Monday, May 26, 2008
Tom Ward says his interest in wine began to grow in 1980 when he started working in the advertising and marketing field. Seven years later, he took on the role of building the subscriber base for a publication called Wine Advocate, under the direction of Robert Parker Jr. The two of them remain friends; in fact, Ward wrote in an e-mail, “Keep an eye out on the wine news … [Parker] just did a wine tasting on the Great Wall of China!”
Since 2000, Ward has been working full time in the wine trade, largely in sales and extensively with imports. “I helped to set up and run an import company [Vinocopia],” he wrote, “did a lot of work for the Australian Trade Commission, all done as an ‘independent contractor’ under the company name Green Tree Wine Company. He also has been working with winemaker Paul Smith, whose OnThEdge Winery in Calistoga, Calif., includes former Eagles and St. Louis Rams coach Dick Vermeil as a partner. Those include the Jean Louis Vermeil line of wines, which pays homage to the ancestors of Vermeil that, prior to Prohibition, used to own and farm that same Napa Valley land.
Ward responded quickly to my e-mail inquiry about how the weak dollar is affecting imports and whether buyers might see any trends during what figures to be a summer long on crisis and short on stability. He wrote:
“I just checked historical data Paul. The Euro on May 23, 2001 was worth just under 86-cents US; it now takes a little more than $1.57 US to buy a Euro.
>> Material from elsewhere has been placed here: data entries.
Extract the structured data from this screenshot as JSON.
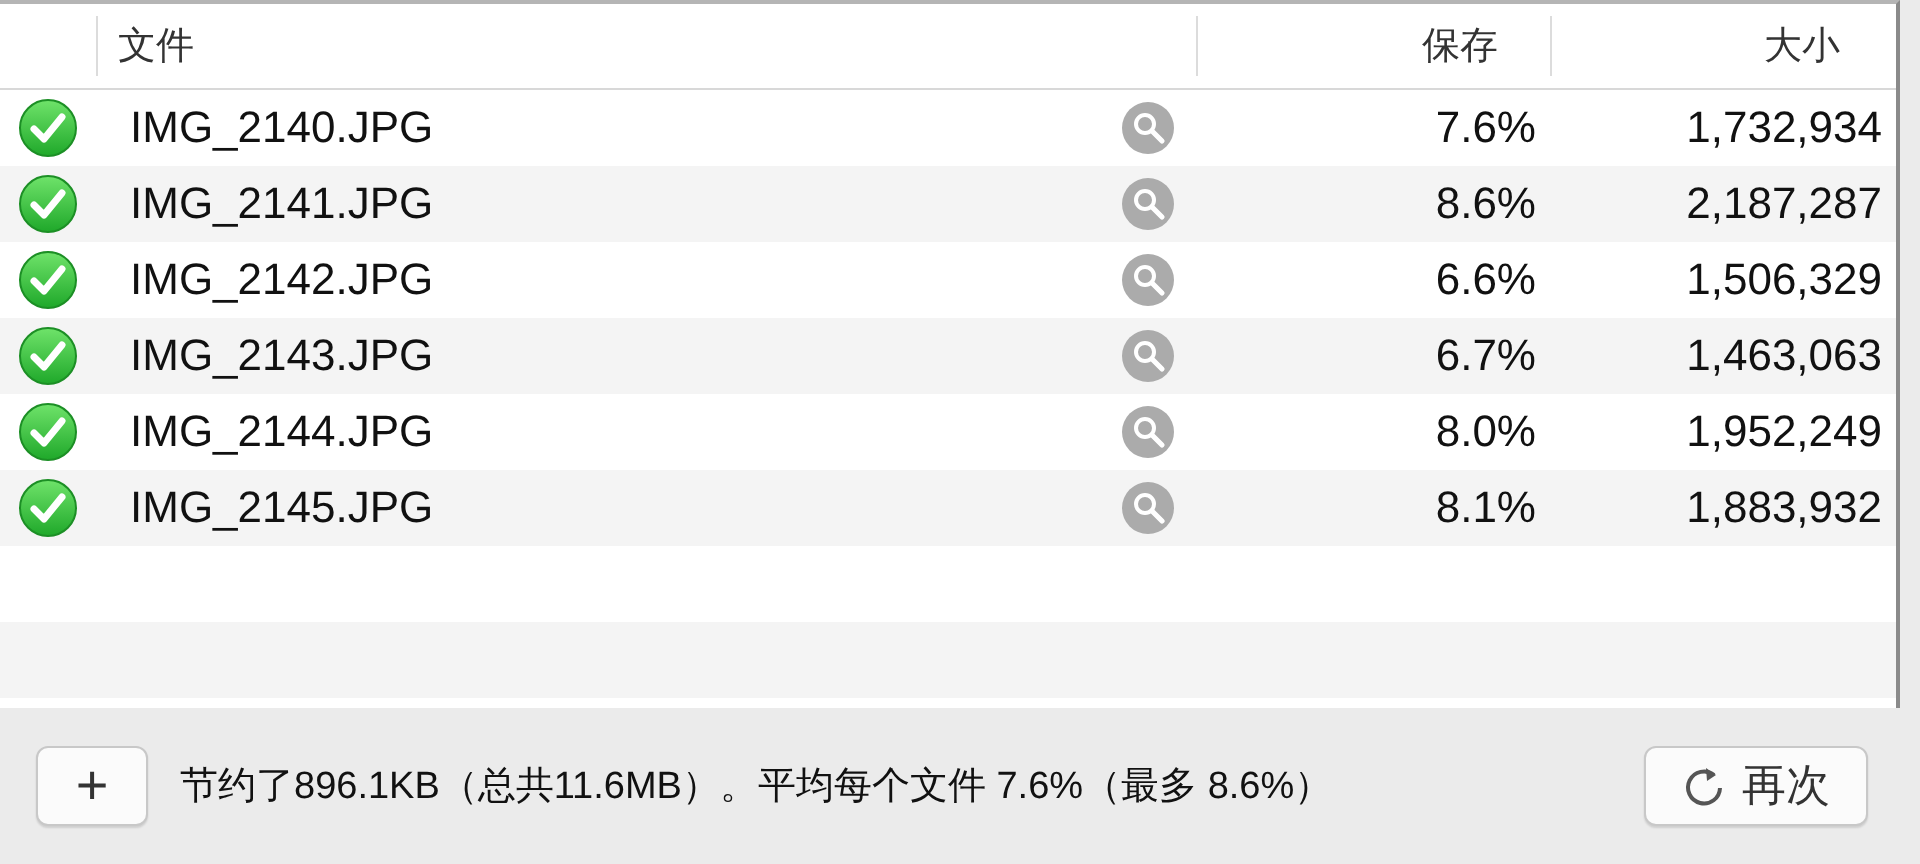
{
  "table": {
    "columns": [
      "文件",
      "保存",
      "大小"
    ],
    "rows": [
      {
        "done": true,
        "file": "IMG_2140.JPG",
        "saved": "7.6%",
        "size": "1,732,934"
      },
      {
        "done": true,
        "file": "IMG_2141.JPG",
        "saved": "8.6%",
        "size": "2,187,287"
      },
      {
        "done": true,
        "file": "IMG_2142.JPG",
        "saved": "6.6%",
        "size": "1,506,329"
      },
      {
        "done": true,
        "file": "IMG_2143.JPG",
        "saved": "6.7%",
        "size": "1,463,063"
      },
      {
        "done": true,
        "file": "IMG_2144.JPG",
        "saved": "8.0%",
        "size": "1,952,249"
      },
      {
        "done": true,
        "file": "IMG_2145.JPG",
        "saved": "8.1%",
        "size": "1,883,932"
      }
    ]
  },
  "footer": {
    "add_button": "+",
    "summary": "节约了896.1KB（总共11.6MB）。平均每个文件 7.6%（最多 8.6%）",
    "again_button": "再次"
  }
}
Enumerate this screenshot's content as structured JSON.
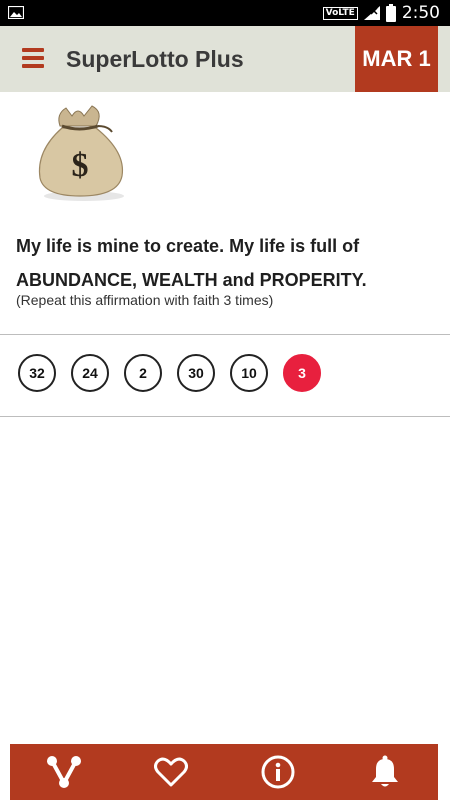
{
  "status_bar": {
    "network_badge": "VoLTE",
    "time": "2:50"
  },
  "app_bar": {
    "title": "SuperLotto Plus",
    "date": "MAR 1"
  },
  "affirmation": {
    "line1": "My life is mine to create. My life is full of",
    "line2": "ABUNDANCE, WEALTH and PROPERITY.",
    "note": "(Repeat this affirmation with faith 3 times)"
  },
  "numbers": [
    "32",
    "24",
    "2",
    "30",
    "10"
  ],
  "mega_number": "3",
  "bottom_nav": {
    "icons": [
      "share-icon",
      "heart-icon",
      "info-icon",
      "bell-icon"
    ]
  },
  "colors": {
    "brand": "#b23a1f",
    "mega": "#e8203e",
    "appbar_bg": "#e0e2d8"
  }
}
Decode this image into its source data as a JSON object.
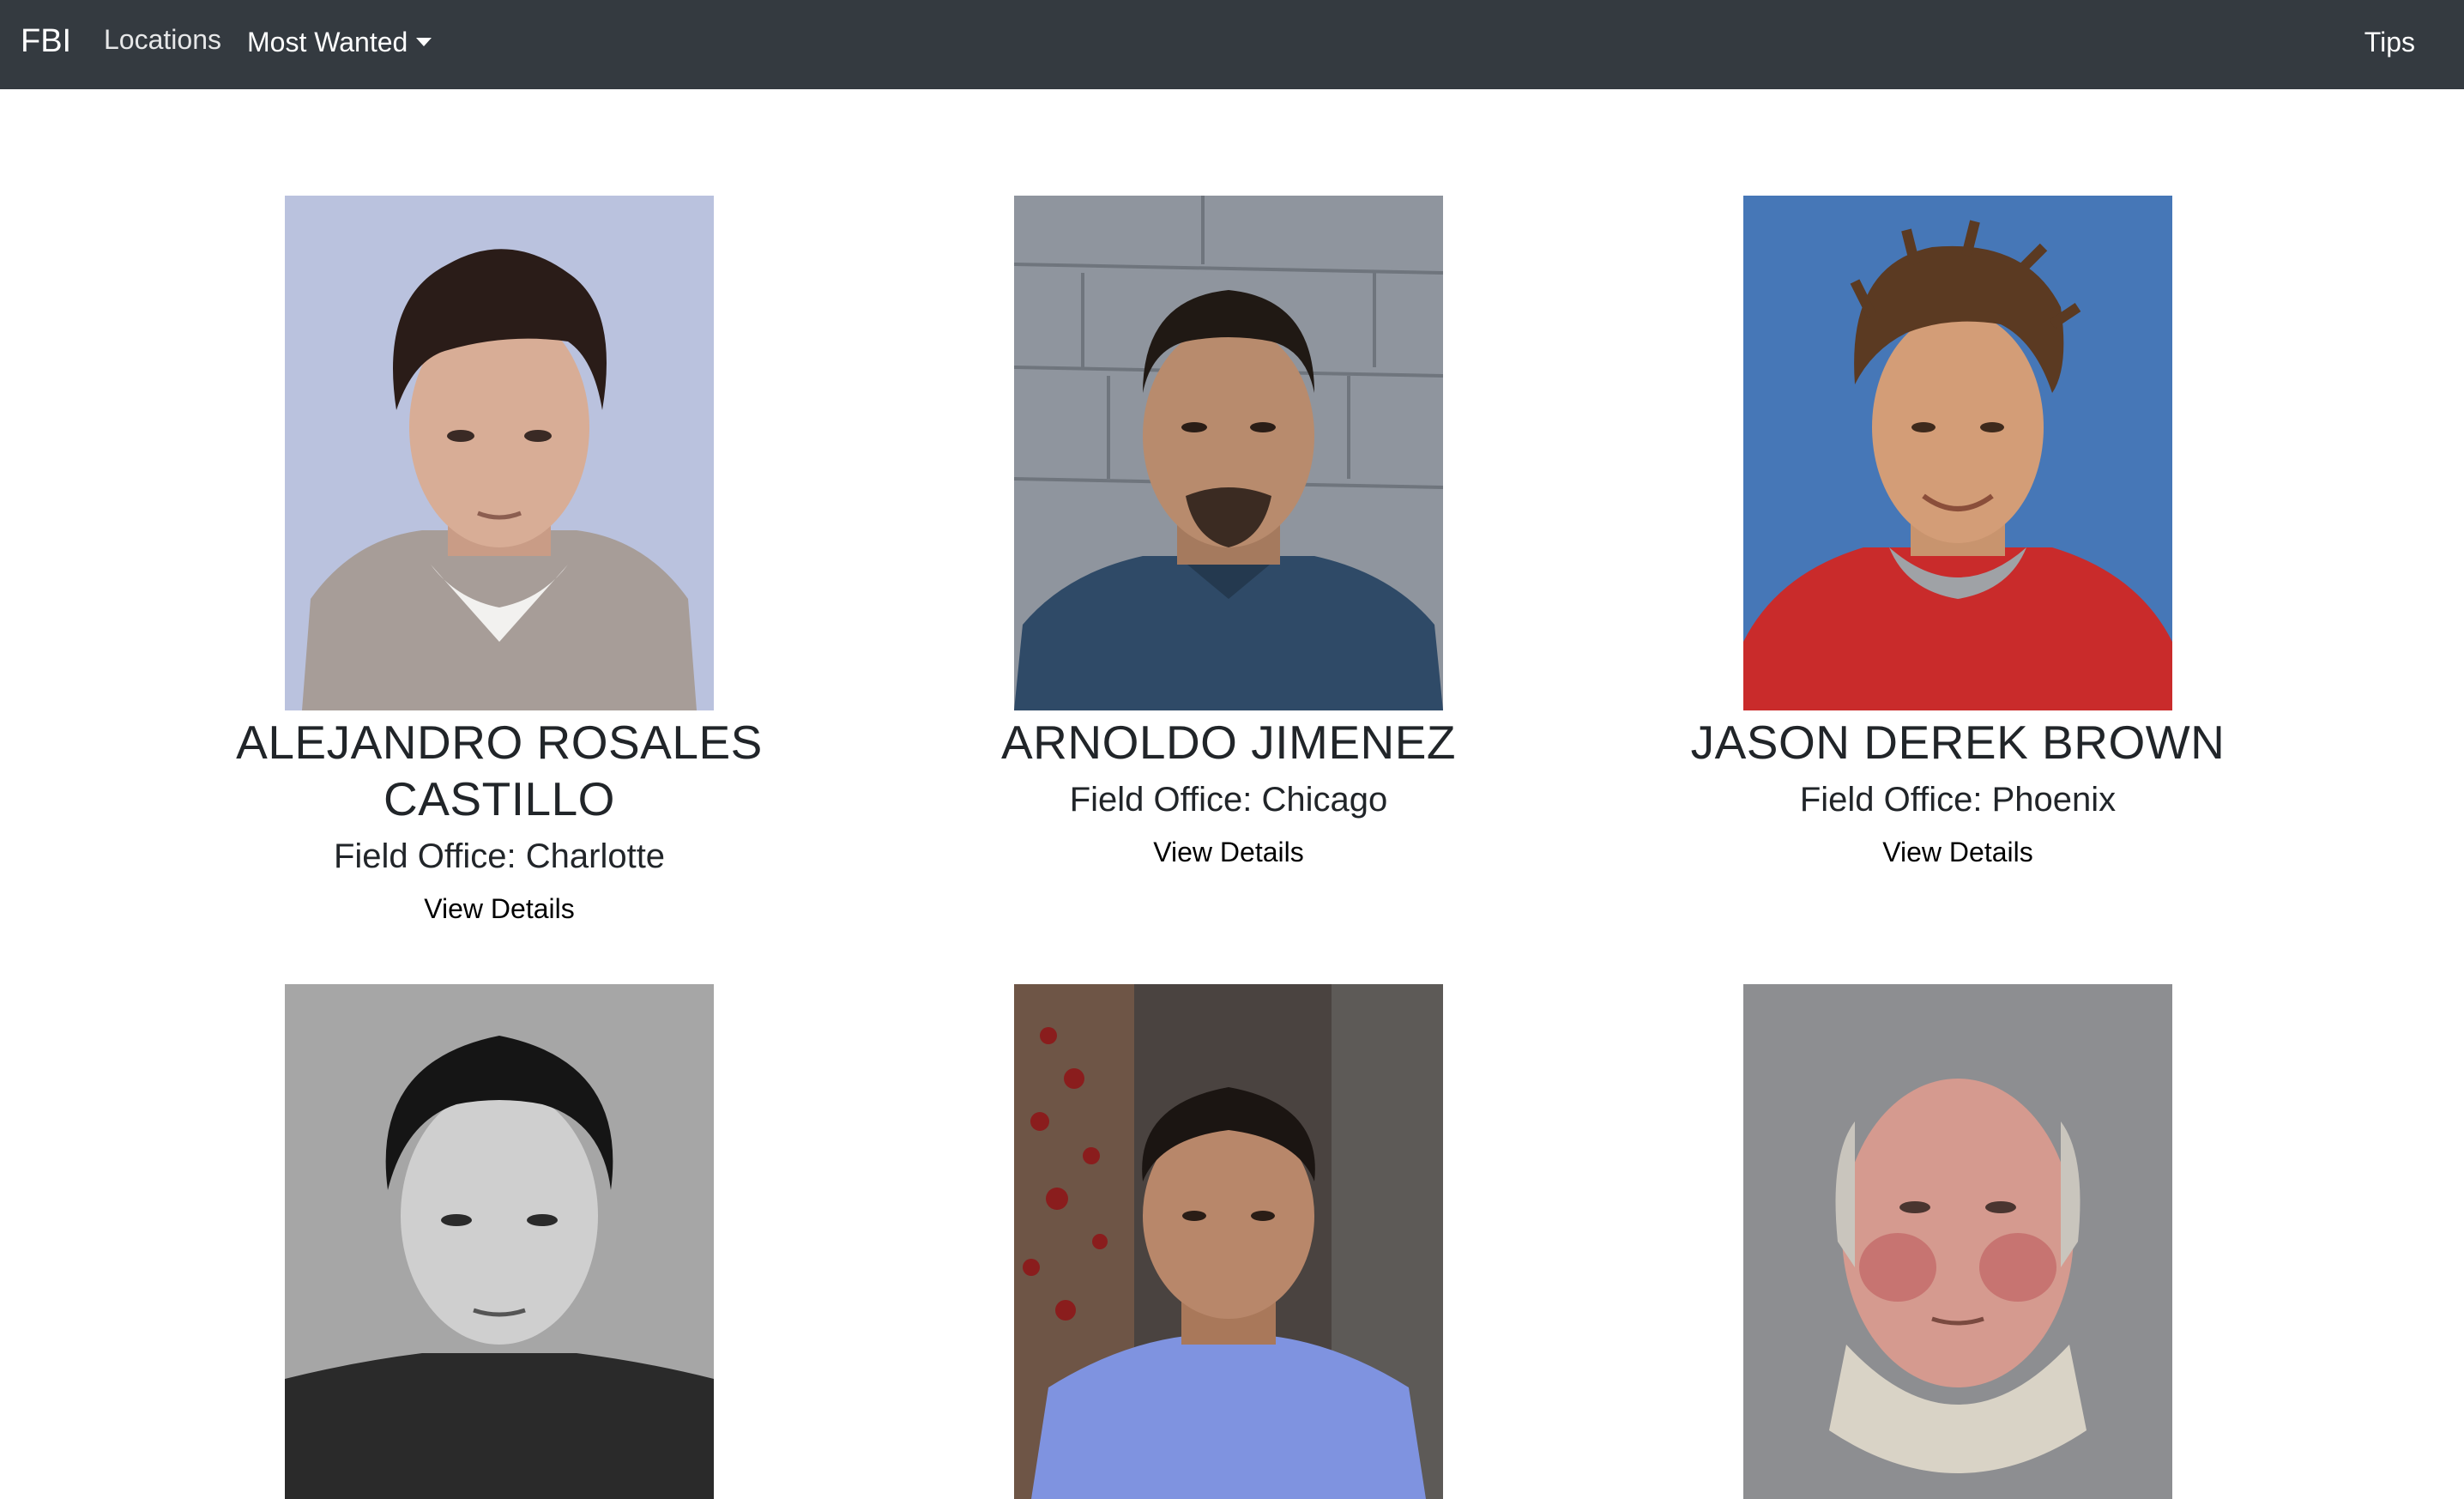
{
  "navbar": {
    "brand": "FBI",
    "links": {
      "locations": "Locations",
      "most_wanted": "Most Wanted",
      "tips": "Tips"
    }
  },
  "people": [
    {
      "name": "ALEJANDRO ROSALES CASTILLO",
      "office": "Field Office: Charlotte",
      "details_label": "View Details"
    },
    {
      "name": "ARNOLDO JIMENEZ",
      "office": "Field Office: Chicago",
      "details_label": "View Details"
    },
    {
      "name": "JASON DEREK BROWN",
      "office": "Field Office: Phoenix",
      "details_label": "View Details"
    },
    {
      "name": "",
      "office": "",
      "details_label": ""
    },
    {
      "name": "",
      "office": "",
      "details_label": ""
    },
    {
      "name": "",
      "office": "",
      "details_label": ""
    }
  ]
}
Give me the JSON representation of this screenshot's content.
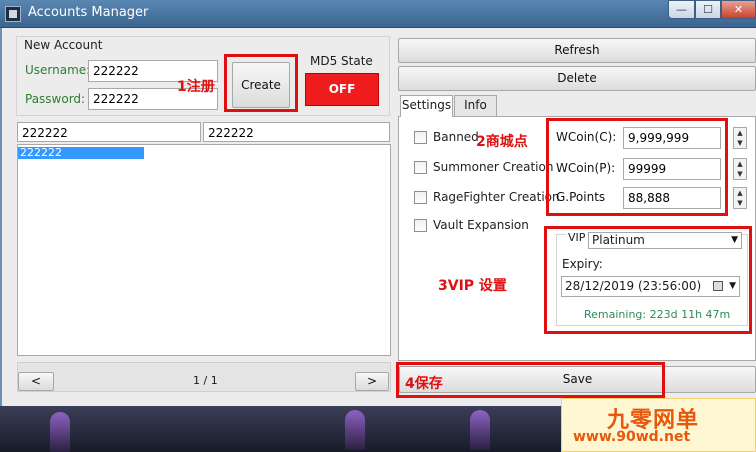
{
  "window": {
    "title": "Accounts Manager",
    "minimize_glyph": "—",
    "maximize_glyph": "☐",
    "close_glyph": "✕"
  },
  "new_account": {
    "legend": "New Account",
    "username_label": "Username:",
    "username_value": "222222",
    "password_label": "Password:",
    "password_value": "222222",
    "create_label": "Create",
    "md5_state_label": "MD5 State",
    "md5_toggle_label": "OFF"
  },
  "account_list": {
    "search_left": "222222",
    "search_right": "222222",
    "rows": [
      "222222"
    ],
    "prev_label": "<",
    "next_label": ">",
    "page_indicator": "1 / 1"
  },
  "actions": {
    "refresh_label": "Refresh",
    "delete_label": "Delete",
    "save_label": "Save"
  },
  "tabs": [
    {
      "label": "Settings",
      "active": true
    },
    {
      "label": "Info",
      "active": false
    }
  ],
  "settings": {
    "checkboxes": [
      {
        "label": "Banned",
        "checked": false
      },
      {
        "label": "Summoner Creation",
        "checked": false
      },
      {
        "label": "RageFighter Creation",
        "checked": false
      },
      {
        "label": "Vault Expansion",
        "checked": false
      }
    ],
    "wcoin_c_label": "WCoin(C):",
    "wcoin_c_value": "9,999,999",
    "wcoin_p_label": "WCoin(P):",
    "wcoin_p_value": "99999",
    "gpoints_label": "G.Points",
    "gpoints_value": "88,888",
    "vip_label": "VIP",
    "vip_selected": "Platinum",
    "expiry_label": "Expiry:",
    "expiry_value": "28/12/2019 (23:56:00)",
    "remaining_text": "Remaining: 223d 11h 47m"
  },
  "annotations": {
    "step1": "1注册",
    "step2": "2商城点",
    "step3": "3VIP 设置",
    "step4": "4保存",
    "color": "#e01010"
  },
  "watermark": {
    "title": "九零网单",
    "url": "www.90wd.net"
  },
  "colors": {
    "md5_off": "#ee1c1c",
    "selection": "#3399ff",
    "remaining": "#2e8b57",
    "field_label_green": "#2e7d32"
  }
}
That is an 83% increase in the value of their currency.
“I was an Economics Major in college and studied under two great professors who were trained at the University of Chicago, so I understand market financial dynamics quite well. Our current administration has always favored a weaker dollar to drive down the cost of US produced goods overseas. Not an opinion…they have made plenty of statements supporting this position. What is scary (and this is commentary) is that we are now at the mercy of market forces that could prevent us from getting back to any of level of relative equilibrium, and indeed could make the gap more dramatic, for years to come.
“In terms of how that has affected the price of imported wines, the brunt of the dollar devaluation has been picked up by (1) foreign wine producers and (2) the wine trade, especially importers. I haven’t formally studied pricing changes on imports, but I’d venture to guess they have only increased about 1/3 versus the 83 percent valuation swing in the dollar; that’s a rather wide margin discrepancy.
Just some things to consider . . ."
The obvious follow-up question was two-pronged: How much longer will producers and importers carry the load before the burden switches to the consumer, and for American consumers looking for bargains, how steady will prices remain on South American and Australian wines?
Ward responded within a couple of hours: “Actually South American wines haven’t gone up as much in price because the Argentine and Chilean Peso have remained stable versus the US Dollar relative to the dramatic changes of the Euro,” he said. “But there is another factor; consider that prime Napa Cabernet Sauvignon fruit now goes for $6,000+ a ton. That translates to almost $10 per bottle. Doesn’t sound like a lot, but that is just the cost of fruit! Now factor in oak (another $4 per bottle for French Oak, again thanks to the weak dollar), two plus year aging, cost of bottles, labels, corks, capsules…you get idea. The cost just to produce the wine is probably $20+. Then the winery has to make a profit, the distributor has to make a profit, the retailer has to make profit – voila, you are at $55 a bottle.
“Alternatively, I have a Spanish producer I’ve represented whose family has owned the vines going back to 1640 (documented). Low tax structure, government support, etc, etc. … they can put out a 90-point Wine Advocate rated wine that retails for under $20 a bottle. Now in reality they are assuredly selling it at a lower price point than they would like to because they, like every producer in the world, want very, very much to be in the U.S. marketplace. Life is a series of tradeoffs, and their presence in the US market is what helped to get them in front of the Wine Advocate and help to build their brand for many years to come.
Lots of dynamics at play . . .”
This list and link are courtesy of Jennifer Eckinger, of the Pennsylvania Winery Association, whose help has been so valuable in my getting this blog off the ground.
2008 Keystone Wine Competition
When: March 1, 2008
Where: Crowne Plaza Hotel, Cromwell, Conn.
Conducted by: Amenti Del Vino
Winners: 180 - 79 bronze, 60 silver, 35 gold, 6 double gold, 4 special awards
BEST WINE IN COMPETITION
2006 Cherry Valley Vineyards Marechal Foch
BEST RED WINE IN COMPETITION
2006 Cherry Valley Vineyards Marechal Foch
BEST WHITE WINE IN COMPETITION
2007 Pinnacle Ridge Winery Riesling
BEST FRUIT WINE IN COMPETITION
2006 Rose Bank Winery Apple Mulled
For further results, including a listing of all award-winning wines of the 2008 Keystone Wine Competition, visit pennsylvaniawine.com/Awards.aspx. That link includes not only all the winners from the recent Keystone competition, but lists Pennsylvania wines that have earned recognition in other regional and national competitions dating back to 1999.